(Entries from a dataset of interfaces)
● ● ● ●
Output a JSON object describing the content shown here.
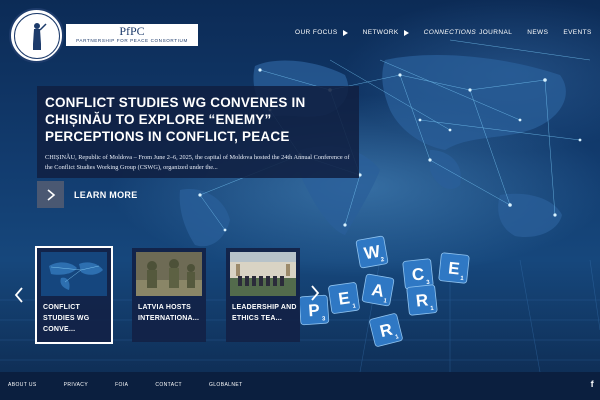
{
  "header": {
    "brand_abbr": "PfPC",
    "brand_full": "PARTNERSHIP FOR PEACE CONSORTIUM"
  },
  "nav": {
    "our_focus": "OUR FOCUS",
    "network": "NETWORK",
    "journal_italic": "CONNECTIONS",
    "journal": "JOURNAL",
    "news": "NEWS",
    "events": "EVENTS"
  },
  "hero": {
    "title": "CONFLICT STUDIES WG CONVENES IN CHIȘINĂU TO EXPLORE “ENEMY” PERCEPTIONS IN CONFLICT, PEACE",
    "excerpt": "CHIȘINĂU, Republic of Moldova – From June 2–6, 2025, the capital of Moldova hosted the 24th Annual Conference of the Conflict Studies Working Group (CSWG), organized under the...",
    "learn_more": "LEARN MORE"
  },
  "carousel": {
    "tiles": [
      {
        "caption": "CONFLICT STUDIES WG CONVE..."
      },
      {
        "caption": "LATVIA HOSTS INTERNATIONA..."
      },
      {
        "caption": "LEADERSHIP AND ETHICS TEA..."
      }
    ]
  },
  "scrabble": {
    "letters": [
      "W",
      "E",
      "C",
      "E",
      "P",
      "E",
      "A",
      "R",
      "R"
    ],
    "subscripts": [
      "2",
      "1",
      "3",
      "1",
      "3",
      "1",
      "1",
      "1",
      "1"
    ]
  },
  "footer": {
    "links": [
      "ABOUT US",
      "PRIVACY",
      "FOIA",
      "CONTACT",
      "GLOBALNET"
    ],
    "facebook": "f"
  },
  "colors": {
    "nav_bg": "#0c2346",
    "card_bg": "#102042",
    "footer_bg": "#0b1f3f",
    "tile_blue": "#2f78c4"
  }
}
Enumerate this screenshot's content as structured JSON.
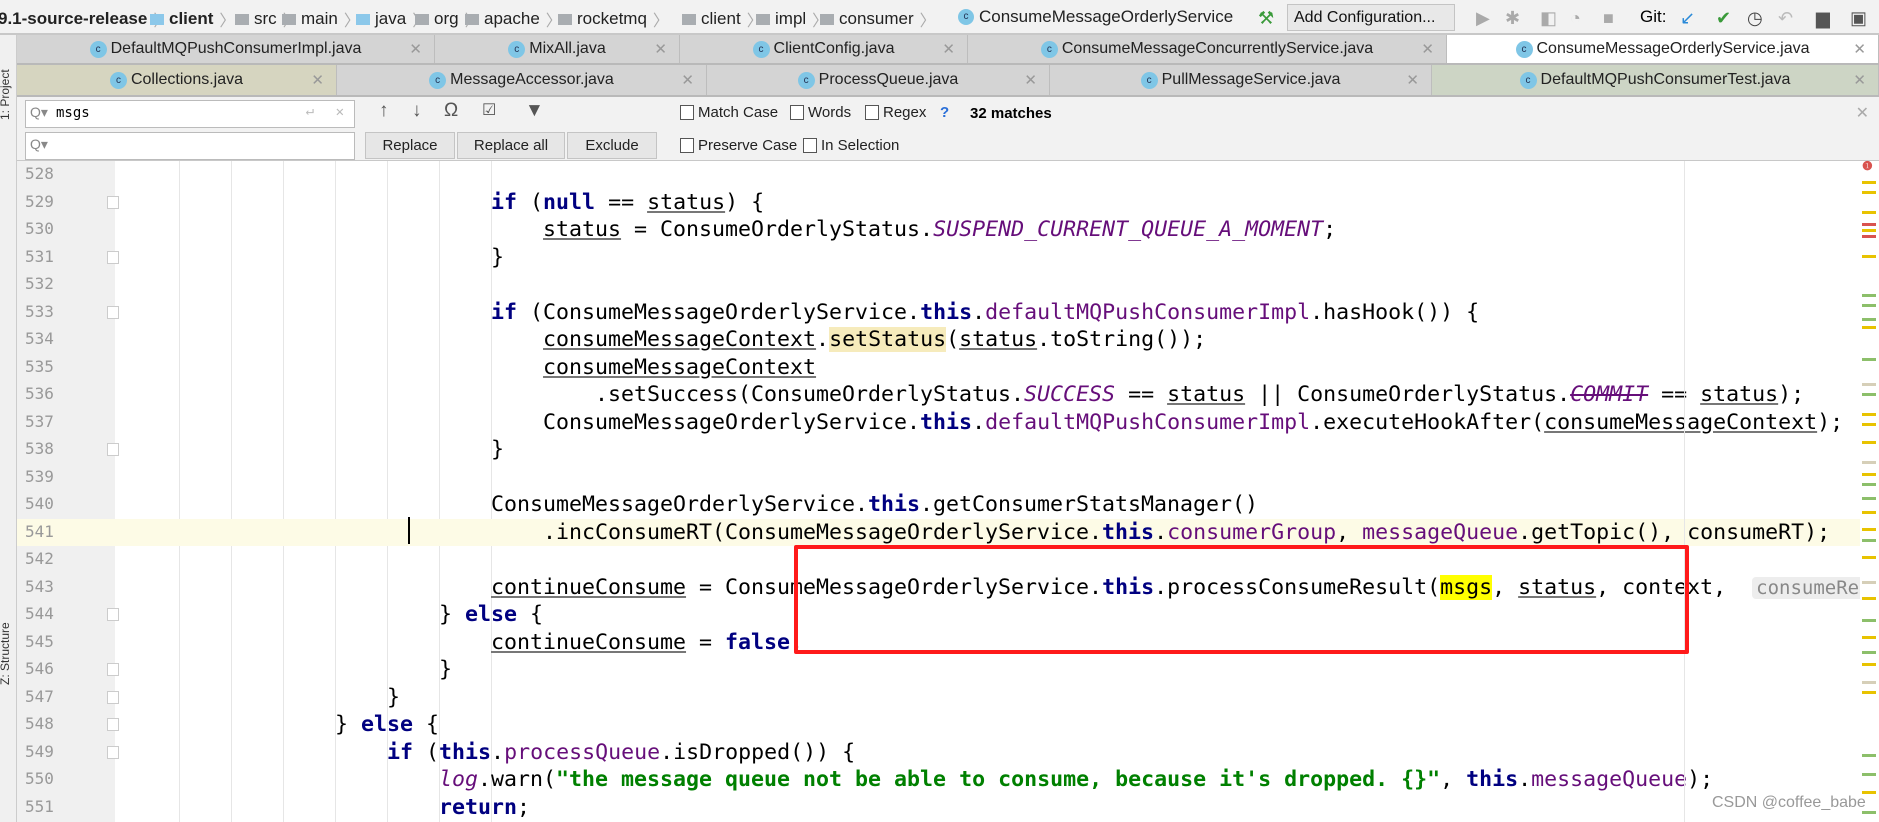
{
  "breadcrumb": [
    {
      "label": "9.1-source-release",
      "bold": true,
      "icon": "none"
    },
    {
      "label": "client",
      "bold": true,
      "icon": "module-folder-icon"
    },
    {
      "label": "src",
      "icon": "folder-icon"
    },
    {
      "label": "main",
      "icon": "folder-icon"
    },
    {
      "label": "java",
      "icon": "source-folder-icon"
    },
    {
      "label": "org",
      "icon": "package-icon"
    },
    {
      "label": "apache",
      "icon": "package-icon"
    },
    {
      "label": "rocketmq",
      "icon": "package-icon"
    },
    {
      "label": "client",
      "icon": "package-icon"
    },
    {
      "label": "impl",
      "icon": "package-icon"
    },
    {
      "label": "consumer",
      "icon": "package-icon"
    },
    {
      "label": "ConsumeMessageOrderlyService",
      "icon": "class-icon"
    }
  ],
  "toolbar": {
    "add_configuration": "Add Configuration...",
    "git_label": "Git:"
  },
  "tool_windows": {
    "project": "1: Project",
    "structure": "Z: Structure"
  },
  "tabs_row1": [
    {
      "label": "DefaultMQPushConsumerImpl.java"
    },
    {
      "label": "MixAll.java"
    },
    {
      "label": "ClientConfig.java"
    },
    {
      "label": "ConsumeMessageConcurrentlyService.java"
    },
    {
      "label": "ConsumeMessageOrderlyService.java",
      "active": true
    }
  ],
  "tabs_row2": [
    {
      "label": "Collections.java"
    },
    {
      "label": "MessageAccessor.java"
    },
    {
      "label": "ProcessQueue.java"
    },
    {
      "label": "PullMessageService.java"
    },
    {
      "label": "DefaultMQPushConsumerTest.java"
    }
  ],
  "find": {
    "search_value": "msgs",
    "replace_value": "",
    "replace": "Replace",
    "replace_all": "Replace all",
    "exclude": "Exclude",
    "match_case": "Match Case",
    "words": "Words",
    "regex": "Regex",
    "help": "?",
    "matches": "32 matches",
    "preserve_case": "Preserve Case",
    "in_selection": "In Selection",
    "options_checked": {
      "match_case": false,
      "words": false,
      "regex": false,
      "preserve_case": false,
      "in_selection": false
    }
  },
  "editor": {
    "current_line": 541,
    "lines": [
      {
        "n": "528",
        "t": []
      },
      {
        "n": "529",
        "t": [
          [
            "                            if",
            "k"
          ],
          [
            " ("
          ],
          [
            "null",
            "k"
          ],
          [
            " == "
          ],
          [
            "status",
            "u"
          ],
          [
            ") {"
          ]
        ]
      },
      {
        "n": "530",
        "t": [
          [
            "                                "
          ],
          [
            "status",
            "u"
          ],
          [
            " = ConsumeOrderlyStatus."
          ],
          [
            "SUSPEND_CURRENT_QUEUE_A_MOMENT",
            "s"
          ],
          [
            ";"
          ]
        ]
      },
      {
        "n": "531",
        "t": [
          [
            "                            }"
          ]
        ]
      },
      {
        "n": "532",
        "t": []
      },
      {
        "n": "533",
        "t": [
          [
            "                            if",
            "k"
          ],
          [
            " (ConsumeMessageOrderlyService."
          ],
          [
            "this",
            "k"
          ],
          [
            "."
          ],
          [
            "defaultMQPushConsumerImpl",
            "f"
          ],
          [
            ".hasHook()) {"
          ]
        ]
      },
      {
        "n": "534",
        "t": [
          [
            "                                "
          ],
          [
            "consumeMessageContext",
            "u"
          ],
          [
            "."
          ],
          [
            "setStatus",
            "hl"
          ],
          [
            "("
          ],
          [
            "status",
            "u"
          ],
          [
            ".toString());"
          ]
        ]
      },
      {
        "n": "535",
        "t": [
          [
            "                                "
          ],
          [
            "consumeMessageContext",
            "u"
          ]
        ]
      },
      {
        "n": "536",
        "t": [
          [
            "                                    .setSuccess(ConsumeOrderlyStatus."
          ],
          [
            "SUCCESS",
            "s"
          ],
          [
            " == "
          ],
          [
            "status",
            "u"
          ],
          [
            " || ConsumeOrderlyStatus."
          ],
          [
            "COMMIT",
            "st"
          ],
          [
            " == "
          ],
          [
            "status",
            "u"
          ],
          [
            ");"
          ]
        ]
      },
      {
        "n": "537",
        "t": [
          [
            "                                ConsumeMessageOrderlyService."
          ],
          [
            "this",
            "k"
          ],
          [
            "."
          ],
          [
            "defaultMQPushConsumerImpl",
            "f"
          ],
          [
            ".executeHookAfter("
          ],
          [
            "consumeMessageContext",
            "u"
          ],
          [
            ");"
          ]
        ]
      },
      {
        "n": "538",
        "t": [
          [
            "                            }"
          ]
        ]
      },
      {
        "n": "539",
        "t": []
      },
      {
        "n": "540",
        "t": [
          [
            "                            ConsumeMessageOrderlyService."
          ],
          [
            "this",
            "k"
          ],
          [
            ".getConsumerStatsManager()"
          ]
        ]
      },
      {
        "n": "541",
        "t": [
          [
            "                                .incConsumeRT(ConsumeMessageOrderlyService."
          ],
          [
            "this",
            "k"
          ],
          [
            "."
          ],
          [
            "consumerGroup",
            "f"
          ],
          [
            ", "
          ],
          [
            "messageQueue",
            "f"
          ],
          [
            ".getTopic(), consumeRT);"
          ]
        ]
      },
      {
        "n": "542",
        "t": []
      },
      {
        "n": "543",
        "t": [
          [
            "                            "
          ],
          [
            "continueConsume",
            "u"
          ],
          [
            " = ConsumeMessageOrderlyService."
          ],
          [
            "this",
            "k"
          ],
          [
            ".processConsumeResult("
          ],
          [
            "msgs",
            "found"
          ],
          [
            ", "
          ],
          [
            "status",
            "u"
          ],
          [
            ", context,  "
          ],
          [
            "consumeRequest:",
            "hint"
          ]
        ]
      },
      {
        "n": "544",
        "t": [
          [
            "                        } "
          ],
          [
            "else",
            "k"
          ],
          [
            " {"
          ]
        ]
      },
      {
        "n": "545",
        "t": [
          [
            "                            "
          ],
          [
            "continueConsume",
            "u"
          ],
          [
            " = "
          ],
          [
            "false",
            "k"
          ],
          [
            ";"
          ]
        ]
      },
      {
        "n": "546",
        "t": [
          [
            "                        }"
          ]
        ]
      },
      {
        "n": "547",
        "t": [
          [
            "                    }"
          ]
        ]
      },
      {
        "n": "548",
        "t": [
          [
            "                } "
          ],
          [
            "else",
            "k"
          ],
          [
            " {"
          ]
        ]
      },
      {
        "n": "549",
        "t": [
          [
            "                    if",
            "k"
          ],
          [
            " ("
          ],
          [
            "this",
            "k"
          ],
          [
            "."
          ],
          [
            "processQueue",
            "f"
          ],
          [
            ".isDropped()) {"
          ]
        ]
      },
      {
        "n": "550",
        "t": [
          [
            "                        "
          ],
          [
            "log",
            "s"
          ],
          [
            ".warn("
          ],
          [
            "\"the message queue not be able to consume, because it's dropped. {}\"",
            "str"
          ],
          [
            ", "
          ],
          [
            "this",
            "k"
          ],
          [
            "."
          ],
          [
            "messageQueue",
            "f"
          ],
          [
            ");"
          ]
        ]
      },
      {
        "n": "551",
        "t": [
          [
            "                        "
          ],
          [
            "return",
            "k"
          ],
          [
            ";"
          ]
        ]
      }
    ]
  },
  "watermark": "CSDN @coffee_babe",
  "colors": {
    "keyword": "#000080",
    "field": "#660e7a",
    "string": "#008000",
    "search_match": "#ffff00",
    "annotation_box": "#ff1a1a",
    "current_line": "#fdfbe6"
  }
}
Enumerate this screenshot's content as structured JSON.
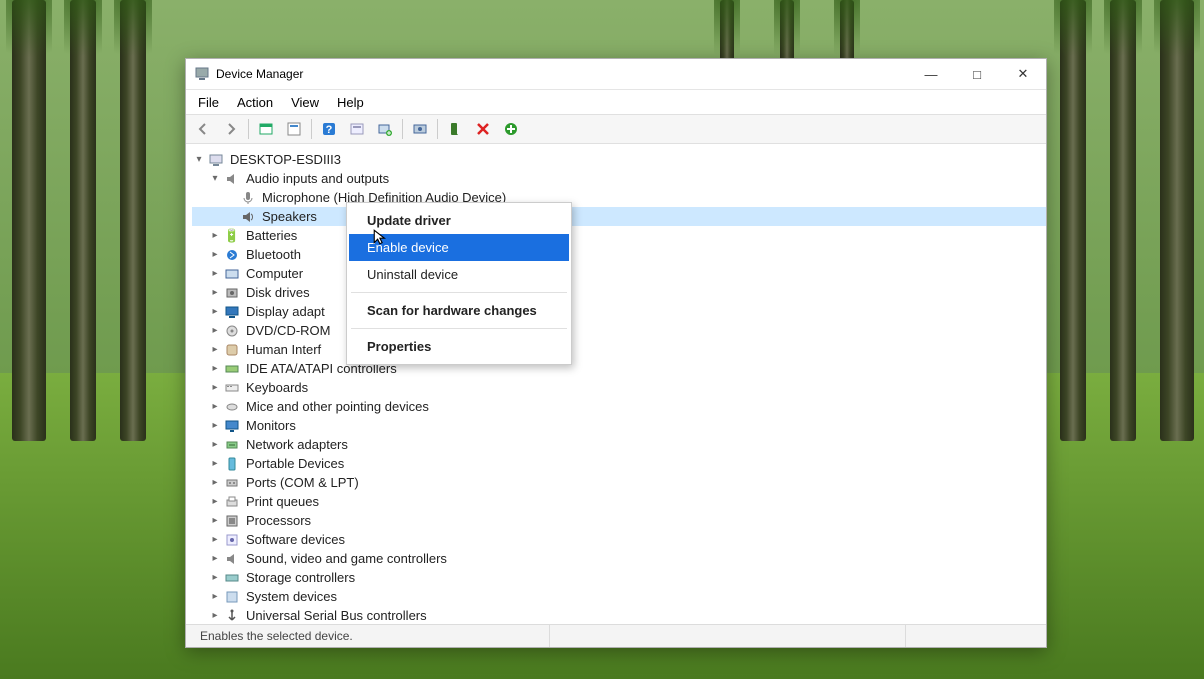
{
  "window": {
    "title": "Device Manager",
    "controls": {
      "minimize": "—",
      "maximize": "□",
      "close": "✕"
    }
  },
  "menubar": [
    "File",
    "Action",
    "View",
    "Help"
  ],
  "toolbar_icons": [
    "back",
    "forward",
    "show-all",
    "properties",
    "help",
    "action-center",
    "update-driver",
    "uninstall",
    "scan-hw",
    "disable",
    "remove",
    "add"
  ],
  "tree": {
    "root": "DESKTOP-ESDIII3",
    "audio": {
      "label": "Audio inputs and outputs",
      "mic": "Microphone (High Definition Audio Device)",
      "speakers": "Speakers"
    },
    "categories": [
      "Batteries",
      "Bluetooth",
      "Computer",
      "Disk drives",
      "Display adapt",
      "DVD/CD-ROM",
      "Human Interf",
      "IDE ATA/ATAPI controllers",
      "Keyboards",
      "Mice and other pointing devices",
      "Monitors",
      "Network adapters",
      "Portable Devices",
      "Ports (COM & LPT)",
      "Print queues",
      "Processors",
      "Software devices",
      "Sound, video and game controllers",
      "Storage controllers",
      "System devices",
      "Universal Serial Bus controllers"
    ]
  },
  "context_menu": {
    "items": [
      {
        "label": "Update driver",
        "bold": true
      },
      {
        "label": "Enable device",
        "highlight": true
      },
      {
        "label": "Uninstall device"
      },
      {
        "sep": true
      },
      {
        "label": "Scan for hardware changes",
        "bold": true
      },
      {
        "sep": true
      },
      {
        "label": "Properties",
        "bold": true
      }
    ]
  },
  "statusbar": "Enables the selected device."
}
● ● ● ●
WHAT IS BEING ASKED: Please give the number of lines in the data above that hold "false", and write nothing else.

RESULT OF THE TASK: 6